=== Instructions to follow ===
Give back the full set of entries exactly, keeping each line intact.

=== Data to use ===
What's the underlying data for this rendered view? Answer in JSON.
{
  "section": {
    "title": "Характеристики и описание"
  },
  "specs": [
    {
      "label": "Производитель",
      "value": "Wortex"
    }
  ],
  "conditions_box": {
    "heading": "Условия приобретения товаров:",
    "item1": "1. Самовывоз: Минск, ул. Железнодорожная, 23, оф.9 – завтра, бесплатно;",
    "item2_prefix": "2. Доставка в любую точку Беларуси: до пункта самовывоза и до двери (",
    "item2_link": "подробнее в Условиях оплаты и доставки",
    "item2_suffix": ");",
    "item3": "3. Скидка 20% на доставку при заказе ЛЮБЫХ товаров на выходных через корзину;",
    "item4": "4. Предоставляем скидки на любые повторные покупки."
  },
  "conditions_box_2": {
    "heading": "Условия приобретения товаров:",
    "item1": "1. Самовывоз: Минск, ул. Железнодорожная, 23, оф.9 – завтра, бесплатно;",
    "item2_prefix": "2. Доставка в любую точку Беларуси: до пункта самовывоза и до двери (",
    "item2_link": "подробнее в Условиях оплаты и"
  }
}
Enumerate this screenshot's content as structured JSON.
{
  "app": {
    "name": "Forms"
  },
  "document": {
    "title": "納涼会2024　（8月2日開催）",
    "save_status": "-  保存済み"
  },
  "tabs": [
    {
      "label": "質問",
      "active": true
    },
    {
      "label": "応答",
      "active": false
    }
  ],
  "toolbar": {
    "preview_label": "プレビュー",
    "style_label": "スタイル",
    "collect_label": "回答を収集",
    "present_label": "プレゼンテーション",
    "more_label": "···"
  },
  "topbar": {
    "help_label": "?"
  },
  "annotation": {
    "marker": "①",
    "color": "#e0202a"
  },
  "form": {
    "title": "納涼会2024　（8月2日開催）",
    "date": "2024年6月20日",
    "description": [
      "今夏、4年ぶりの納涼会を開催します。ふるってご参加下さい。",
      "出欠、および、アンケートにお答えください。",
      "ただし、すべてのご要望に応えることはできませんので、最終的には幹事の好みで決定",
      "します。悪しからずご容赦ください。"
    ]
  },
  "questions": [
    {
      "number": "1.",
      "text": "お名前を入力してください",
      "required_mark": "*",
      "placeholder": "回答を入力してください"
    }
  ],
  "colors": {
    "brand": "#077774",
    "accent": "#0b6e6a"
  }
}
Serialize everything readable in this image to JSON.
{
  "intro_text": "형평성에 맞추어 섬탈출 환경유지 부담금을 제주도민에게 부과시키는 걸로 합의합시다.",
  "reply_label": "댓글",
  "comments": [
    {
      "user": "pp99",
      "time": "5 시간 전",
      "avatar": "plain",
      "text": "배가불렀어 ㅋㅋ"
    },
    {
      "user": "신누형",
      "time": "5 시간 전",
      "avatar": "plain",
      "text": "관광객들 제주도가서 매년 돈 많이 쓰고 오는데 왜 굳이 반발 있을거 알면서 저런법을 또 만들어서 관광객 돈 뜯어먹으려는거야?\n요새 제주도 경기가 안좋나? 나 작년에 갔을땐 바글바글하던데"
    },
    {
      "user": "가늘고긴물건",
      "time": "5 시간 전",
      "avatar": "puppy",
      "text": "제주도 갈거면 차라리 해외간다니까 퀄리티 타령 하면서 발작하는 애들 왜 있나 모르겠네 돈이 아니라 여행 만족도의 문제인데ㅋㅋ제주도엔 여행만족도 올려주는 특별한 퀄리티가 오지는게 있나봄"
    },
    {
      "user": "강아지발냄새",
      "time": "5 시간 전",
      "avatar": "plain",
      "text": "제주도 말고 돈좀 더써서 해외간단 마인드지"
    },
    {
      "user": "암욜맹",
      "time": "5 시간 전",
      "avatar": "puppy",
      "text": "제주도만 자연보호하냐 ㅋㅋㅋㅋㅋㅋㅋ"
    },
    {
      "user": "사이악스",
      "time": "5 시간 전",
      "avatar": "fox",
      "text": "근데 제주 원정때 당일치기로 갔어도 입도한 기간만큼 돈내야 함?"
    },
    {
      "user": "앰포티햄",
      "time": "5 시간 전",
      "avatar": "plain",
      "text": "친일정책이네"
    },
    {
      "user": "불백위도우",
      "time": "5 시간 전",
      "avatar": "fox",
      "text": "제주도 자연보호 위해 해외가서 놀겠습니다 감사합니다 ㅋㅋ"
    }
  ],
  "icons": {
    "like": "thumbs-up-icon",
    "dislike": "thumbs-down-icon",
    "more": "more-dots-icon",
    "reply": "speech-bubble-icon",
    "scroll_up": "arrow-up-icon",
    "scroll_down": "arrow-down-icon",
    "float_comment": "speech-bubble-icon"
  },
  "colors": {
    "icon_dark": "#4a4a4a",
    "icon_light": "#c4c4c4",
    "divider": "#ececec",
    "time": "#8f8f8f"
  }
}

=== Exercise answer ===
What's the underlying data for this rendered view? Answer in JSON.
{
  "section": {
    "title": "Характеристики и описание"
  },
  "specs": [
    {
      "label": "Производитель",
      "value": "Wortex"
    }
  ],
  "conditions_box": {
    "heading": "Условия приобретения товаров:",
    "item1": "1. Самовывоз: Минск, ул. Железнодорожная, 23, оф.9 – завтра, бесплатно;",
    "item2_prefix": "2. Доставка в любую точку Беларуси: до пункта самовывоза и до двери (",
    "item2_link": "подробнее в Условиях оплаты и доставки",
    "item2_suffix": ");",
    "item3": "3. Скидка 20% на доставку при заказе ЛЮБЫХ товаров на выходных через корзину;",
    "item4": "4. Предоставляем скидки на любые повторные покупки."
  },
  "conditions_box_2": {
    "heading": "Условия приобретения товаров:",
    "item1": "1. Самовывоз: Минск, ул. Железнодорожная, 23, оф.9 – завтра, бесплатно;",
    "item2_prefix": "2. Доставка в любую точку Беларуси: до пункта самовывоза и до двери (",
    "item2_link": "подробнее в Условиях оплаты и"
  }
}
Enumerate this screenshot's content as structured JSON.
{
  "app": {
    "name": "Forms"
  },
  "document": {
    "title": "納涼会2024　（8月2日開催）",
    "save_status": "-  保存済み"
  },
  "tabs": [
    {
      "label": "質問",
      "active": true
    },
    {
      "label": "応答",
      "active": false
    }
  ],
  "toolbar": {
    "preview_label": "プレビュー",
    "style_label": "スタイル",
    "collect_label": "回答を収集",
    "present_label": "プレゼンテーション",
    "more_label": "···"
  },
  "topbar": {
    "help_label": "?"
  },
  "annotation": {
    "marker": "①",
    "color": "#e0202a"
  },
  "form": {
    "title": "納涼会2024　（8月2日開催）",
    "date": "2024年6月20日",
    "description": [
      "今夏、4年ぶりの納涼会を開催します。ふるってご参加下さい。",
      "出欠、および、アンケートにお答えください。",
      "ただし、すべてのご要望に応えることはできませんので、最終的には幹事の好みで決定",
      "します。悪しからずご容赦ください。"
    ]
  },
  "questions": [
    {
      "number": "1.",
      "text": "お名前を入力してください",
      "required_mark": "*",
      "placeholder": "回答を入力してください"
    }
  ],
  "colors": {
    "brand": "#077774",
    "accent": "#0b6e6a"
  }
}
Serialize everything readable in this image to JSON.
{
  "intro_text": "형평성에 맞추어 섬탈출 환경유지 부담금을 제주도민에게 부과시키는 걸로 합의합시다.",
  "reply_label": "댓글",
  "comments": [
    {
      "user": "pp99",
      "time": "5 시간 전",
      "avatar": "plain",
      "text": "배가불렀어 ㅋㅋ"
    },
    {
      "user": "신누형",
      "time": "5 시간 전",
      "avatar": "plain",
      "text": "관광객들 제주도가서 매년 돈 많이 쓰고 오는데 왜 굳이 반발 있을거 알면서 저런법을 또 만들어서 관광객 돈 뜯어먹으려는거야?\n요새 제주도 경기가 안좋나? 나 작년에 갔을땐 바글바글하던데"
    },
    {
      "user": "가늘고긴물건",
      "time": "5 시간 전",
      "avatar": "puppy",
      "text": "제주도 갈거면 차라리 해외간다니까 퀄리티 타령 하면서 발작하는 애들 왜 있나 모르겠네 돈이 아니라 여행 만족도의 문제인데ㅋㅋ제주도엔 여행만족도 올려주는 특별한 퀄리티가 오지는게 있나봄"
    },
    {
      "user": "강아지발냄새",
      "time": "5 시간 전",
      "avatar": "plain",
      "text": "제주도 말고 돈좀 더써서 해외간단 마인드지"
    },
    {
      "user": "암욜맹",
      "time": "5 시간 전",
      "avatar": "puppy",
      "text": "제주도만 자연보호하냐 ㅋㅋㅋㅋㅋㅋㅋ"
    },
    {
      "user": "사이악스",
      "time": "5 시간 전",
      "avatar": "fox",
      "text": "근데 제주 원정때 당일치기로 갔어도 입도한 기간만큼 돈내야 함?"
    },
    {
      "user": "앰포티햄",
      "time": "5 시간 전",
      "avatar": "plain",
      "text": "친일정책이네"
    },
    {
      "user": "불백위도우",
      "time": "5 시간 전",
      "avatar": "fox",
      "text": "제주도 자연보호 위해 해외가서 놀겠습니다 감사합니다 ㅋㅋ"
    }
  ],
  "icons": {
    "like": "thumbs-up-icon",
    "dislike": "thumbs-down-icon",
    "more": "more-dots-icon",
    "reply": "speech-bubble-icon",
    "scroll_up": "arrow-up-icon",
    "scroll_down": "arrow-down-icon",
    "float_comment": "speech-bubble-icon"
  },
  "colors": {
    "icon_dark": "#4a4a4a",
    "icon_light": "#c4c4c4",
    "divider": "#ececec",
    "time": "#8f8f8f"
  }
}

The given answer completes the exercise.